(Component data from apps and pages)
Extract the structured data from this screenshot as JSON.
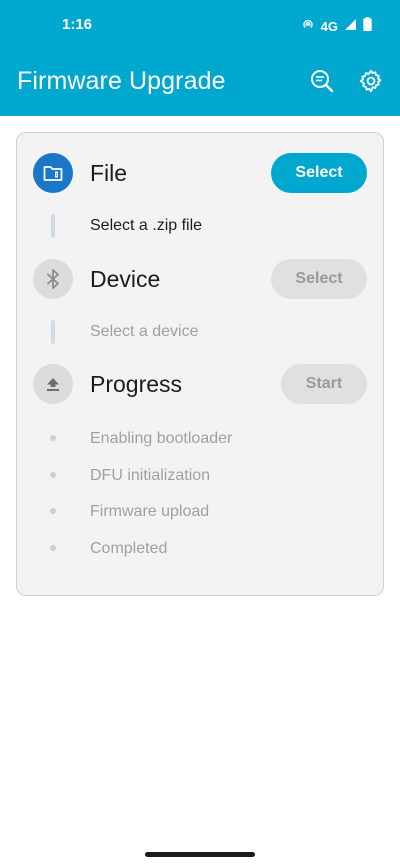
{
  "status_bar": {
    "time": "1:16",
    "network": "4G"
  },
  "app_bar": {
    "title": "Firmware Upgrade",
    "actions": [
      {
        "name": "scan-icon"
      },
      {
        "name": "gear-icon"
      }
    ],
    "color": "#00a7cf"
  },
  "file_section": {
    "title": "File",
    "button_label": "Select",
    "subtitle": "Select a .zip file",
    "icon": "folder-icon"
  },
  "device_section": {
    "title": "Device",
    "button_label": "Select",
    "subtitle": "Select a device",
    "icon": "bluetooth-icon"
  },
  "progress_section": {
    "title": "Progress",
    "button_label": "Start",
    "icon": "upload-icon",
    "steps": [
      "Enabling bootloader",
      "DFU initialization",
      "Firmware upload",
      "Completed"
    ]
  }
}
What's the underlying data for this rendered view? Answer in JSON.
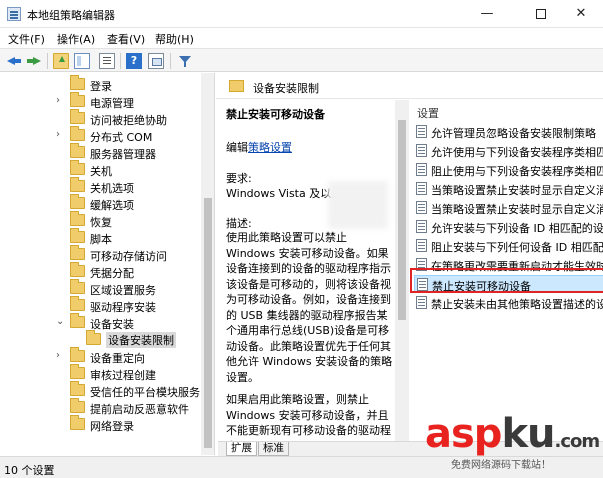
{
  "window": {
    "title": "本地组策略编辑器",
    "min_glyph": "—",
    "close_glyph": "✕"
  },
  "menu": [
    "文件(F)",
    "操作(A)",
    "查看(V)",
    "帮助(H)"
  ],
  "toolbar": {
    "help_glyph": "?"
  },
  "tree": {
    "items": [
      {
        "label": "登录",
        "expandable": false
      },
      {
        "label": "电源管理",
        "expandable": true
      },
      {
        "label": "访问被拒绝协助",
        "expandable": false
      },
      {
        "label": "分布式 COM",
        "expandable": true
      },
      {
        "label": "服务器管理器",
        "expandable": false
      },
      {
        "label": "关机",
        "expandable": false
      },
      {
        "label": "关机选项",
        "expandable": false
      },
      {
        "label": "缓解选项",
        "expandable": false
      },
      {
        "label": "恢复",
        "expandable": false
      },
      {
        "label": "脚本",
        "expandable": false
      },
      {
        "label": "可移动存储访问",
        "expandable": false
      },
      {
        "label": "凭据分配",
        "expandable": false
      },
      {
        "label": "区域设置服务",
        "expandable": false
      },
      {
        "label": "驱动程序安装",
        "expandable": false
      },
      {
        "label": "设备安装",
        "expandable": true,
        "expanded": true
      },
      {
        "label": "设备安装限制",
        "expandable": false,
        "child": true,
        "selected": true
      },
      {
        "label": "设备重定向",
        "expandable": true
      },
      {
        "label": "审核过程创建",
        "expandable": false
      },
      {
        "label": "受信任的平台模块服务",
        "expandable": false
      },
      {
        "label": "提前启动反恶意软件",
        "expandable": false
      },
      {
        "label": "网络登录",
        "expandable": false
      }
    ]
  },
  "header": {
    "title": "设备安装限制"
  },
  "description": {
    "title": "禁止安装可移动设备",
    "edit_prefix": "编辑",
    "edit_link": "策略设置",
    "requirements_label": "要求:",
    "requirements": "Windows Vista 及以上版本",
    "description_label": "描述:",
    "para1": "使用此策略设置可以禁止 Windows 安装可移动设备。如果设备连接到的设备的驱动程序指示该设备是可移动的，则将该设备视为可移动设备。例如，设备连接到的 USB 集线器的驱动程序报告某个通用串行总线(USB)设备是可移动设备。此策略设置优先于任何其他允许 Windows 安装设备的策略设置。",
    "para2": "如果启用此策略设置，则禁止 Windows 安装可移动设备，并且不能更新现有可移动设备的驱动程序。"
  },
  "list": {
    "header": "设置",
    "items": [
      "允许管理员忽略设备安装限制策略",
      "允许使用与下列设备安装程序类相匹配的驱动程序安装设备",
      "阻止使用与下列设备安装程序类相匹配的驱动程序安装设备",
      "当策略设置禁止安装时显示自定义消息",
      "当策略设置禁止安装时显示自定义消息标题",
      "允许安装与下列设备 ID 相匹配的设备",
      "阻止安装与下列任何设备 ID 相匹配的设备",
      "在策略更改需要重新启动才能生效时",
      "禁止安装可移动设备",
      "禁止安装未由其他策略设置描述的设备"
    ],
    "selected_index": 8
  },
  "tabs": {
    "extended": "扩展",
    "standard": "标准"
  },
  "status": {
    "text": "10 个设置"
  },
  "watermark": {
    "brand_a": "asp",
    "brand_b": "ku",
    "brand_c": ".com",
    "tagline": "免费网络源码下载站！"
  },
  "colors": {
    "highlight_border": "#e02424",
    "selection_fill": "#cce8ff",
    "link": "#0645ad"
  }
}
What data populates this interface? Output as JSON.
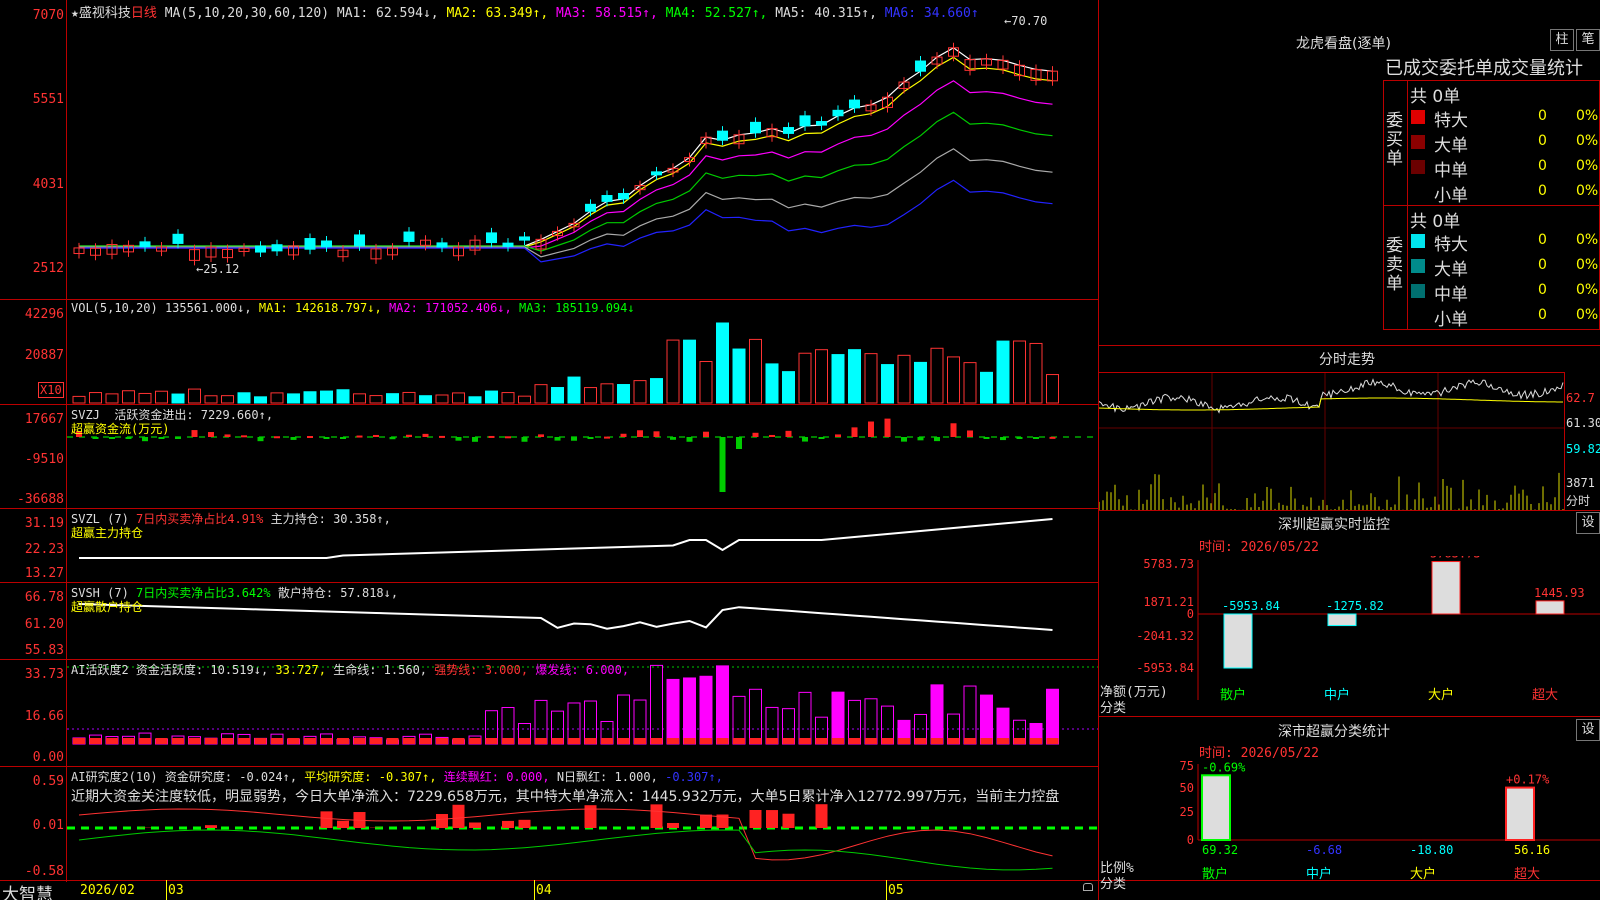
{
  "stock": {
    "star": "★",
    "name": "盛视科技",
    "period": "日线"
  },
  "ma": {
    "title": "MA(5,10,20,30,60,120)",
    "ma1": "MA1: 62.594↓,",
    "ma2": "MA2: 63.349↑,",
    "ma3": "MA3: 58.515↑,",
    "ma4": "MA4: 52.527↑,",
    "ma5": "MA5: 40.315↑,",
    "ma6": "MA6: 34.660↑",
    "hi": "←70.70",
    "lo": "←25.12",
    "ticks": [
      "7070",
      "5551",
      "4031",
      "2512"
    ]
  },
  "vol": {
    "title": "VOL(5,10,20)",
    "value": "135561.000↓,",
    "ma1": "MA1: 142618.797↓,",
    "ma2": "MA2: 171052.406↓,",
    "ma3": "MA3: 185119.094↓",
    "ticks": [
      "42296",
      "20887"
    ],
    "unit": "X10"
  },
  "svzj": {
    "title": "SVZJ",
    "desc": "活跃资金进出: 7229.660↑,",
    "sub": "超赢资金流(万元)",
    "ticks": [
      "17667",
      "-9510",
      "-36688"
    ]
  },
  "svzl": {
    "title": "SVZL (7)",
    "pct": "7日内买卖净占比4.91%",
    "hold": "主力持仓: 30.358↑,",
    "sub": "超赢主力持仓",
    "ticks": [
      "31.19",
      "22.23",
      "13.27"
    ]
  },
  "svsh": {
    "title": "SVSH (7)",
    "pct": "7日内买卖净占比3.642%",
    "hold": "散户持仓: 57.818↓,",
    "sub": "超赢散户持仓",
    "ticks": [
      "66.78",
      "61.20",
      "55.83"
    ]
  },
  "ai1": {
    "title": "AI活跃度2",
    "a": "资金活跃度: 10.519↓,",
    "b": "33.727,",
    "c": "生命线: 1.560,",
    "d": "强势线: 3.000,",
    "e": "爆发线: 6.000,",
    "ticks": [
      "33.73",
      "16.66",
      "0.00"
    ]
  },
  "ai2": {
    "title": "AI研究度2(10)",
    "a": "资金研究度: -0.024↑,",
    "b": "平均研究度: -0.307↑,",
    "c": "连续飘红: 0.000,",
    "d": "N日飘红: 1.000,",
    "e": "-0.307↑,",
    "text": "近期大资金关注度较低，明显弱势，今日大单净流入：7229.658万元，其中特大单净流入：1445.932万元，大单5日累计净入12772.997万元，当前主力控盘",
    "ticks": [
      "0.59",
      "0.01",
      "-0.58"
    ]
  },
  "footer": {
    "brand": "大智慧",
    "d1": "2026/02",
    "d2": "03",
    "d3": "04",
    "d4": "05"
  },
  "lhb": {
    "title": "龙虎看盘(逐单)",
    "btn1": "柱",
    "btn2": "笔",
    "tabs": "已成交委托单成交量统计",
    "buy": {
      "side": "委买单",
      "total": "共 0单",
      "rows": [
        {
          "label": "特大",
          "n": "0",
          "p": "0%",
          "color": "#e00000"
        },
        {
          "label": "大单",
          "n": "0",
          "p": "0%",
          "color": "#8b0000"
        },
        {
          "label": "中单",
          "n": "0",
          "p": "0%",
          "color": "#6b0000"
        },
        {
          "label": "小单",
          "n": "0",
          "p": "0%",
          "color": "#000000"
        }
      ]
    },
    "sell": {
      "side": "委卖单",
      "total": "共 0单",
      "rows": [
        {
          "label": "特大",
          "n": "0",
          "p": "0%",
          "color": "#00e5ee"
        },
        {
          "label": "大单",
          "n": "0",
          "p": "0%",
          "color": "#008b8b"
        },
        {
          "label": "中单",
          "n": "0",
          "p": "0%",
          "color": "#007070"
        },
        {
          "label": "小单",
          "n": "0",
          "p": "0%",
          "color": "#000000"
        }
      ]
    }
  },
  "fs": {
    "title": "分时走势",
    "p1": "62.7",
    "p2": "61.30",
    "p3": "59.82",
    "vol": "3871",
    "unit": "分时"
  },
  "sz": {
    "title": "深圳超赢实时监控",
    "btn": "设",
    "date": "时间: 2026/05/22",
    "ticks": [
      "5783.73",
      "1871.21",
      "0",
      "-2041.32",
      "-5953.84"
    ],
    "ylabel": "净额(万元)",
    "xlabel": "分类",
    "chart_data": {
      "type": "bar",
      "categories": [
        "散户",
        "中户",
        "大户",
        "超大"
      ],
      "values": [
        -5953.84,
        -1275.82,
        5783.73,
        1445.93
      ],
      "ylim": [
        -5953.84,
        5783.73
      ]
    }
  },
  "szs": {
    "title": "深市超赢分类统计",
    "btn": "设",
    "date": "时间: 2026/05/22",
    "ticks": [
      "75",
      "50",
      "25",
      "0"
    ],
    "ylabel": "比例%",
    "xlabel": "分类",
    "chart_data": {
      "type": "bar",
      "categories": [
        "散户",
        "中户",
        "大户",
        "超大"
      ],
      "values": [
        69.32,
        -6.68,
        -18.8,
        56.16
      ],
      "changes": [
        "-0.69%",
        "",
        "",
        "+0.17%"
      ],
      "ylim": [
        0,
        75
      ]
    }
  }
}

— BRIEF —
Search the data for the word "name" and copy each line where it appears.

— YOUR SOLUTION —
        "name": "scan-icon"
        "name": "gear-icon"
    "name": "盛视科技",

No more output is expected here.